Information shown ->
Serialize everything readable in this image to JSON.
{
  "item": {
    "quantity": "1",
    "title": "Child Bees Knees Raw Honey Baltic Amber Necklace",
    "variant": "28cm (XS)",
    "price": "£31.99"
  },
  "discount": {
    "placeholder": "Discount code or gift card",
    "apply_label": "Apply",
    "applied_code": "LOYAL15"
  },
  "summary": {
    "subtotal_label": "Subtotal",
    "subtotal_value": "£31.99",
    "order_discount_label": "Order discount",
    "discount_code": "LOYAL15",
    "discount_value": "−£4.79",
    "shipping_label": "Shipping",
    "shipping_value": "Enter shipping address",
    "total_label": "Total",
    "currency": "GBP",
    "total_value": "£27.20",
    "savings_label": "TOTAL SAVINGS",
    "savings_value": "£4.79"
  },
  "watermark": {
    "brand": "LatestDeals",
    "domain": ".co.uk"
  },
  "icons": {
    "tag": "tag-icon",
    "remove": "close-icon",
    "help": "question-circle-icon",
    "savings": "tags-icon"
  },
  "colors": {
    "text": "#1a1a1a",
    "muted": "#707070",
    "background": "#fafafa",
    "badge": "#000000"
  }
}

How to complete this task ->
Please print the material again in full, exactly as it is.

Solution for this exercise ->
Serialize everything readable in this image to JSON.
{
  "item": {
    "quantity": "1",
    "title": "Child Bees Knees Raw Honey Baltic Amber Necklace",
    "variant": "28cm (XS)",
    "price": "£31.99"
  },
  "discount": {
    "placeholder": "Discount code or gift card",
    "apply_label": "Apply",
    "applied_code": "LOYAL15"
  },
  "summary": {
    "subtotal_label": "Subtotal",
    "subtotal_value": "£31.99",
    "order_discount_label": "Order discount",
    "discount_code": "LOYAL15",
    "discount_value": "−£4.79",
    "shipping_label": "Shipping",
    "shipping_value": "Enter shipping address",
    "total_label": "Total",
    "currency": "GBP",
    "total_value": "£27.20",
    "savings_label": "TOTAL SAVINGS",
    "savings_value": "£4.79"
  },
  "watermark": {
    "brand": "LatestDeals",
    "domain": ".co.uk"
  },
  "icons": {
    "tag": "tag-icon",
    "remove": "close-icon",
    "help": "question-circle-icon",
    "savings": "tags-icon"
  },
  "colors": {
    "text": "#1a1a1a",
    "muted": "#707070",
    "background": "#fafafa",
    "badge": "#000000"
  }
}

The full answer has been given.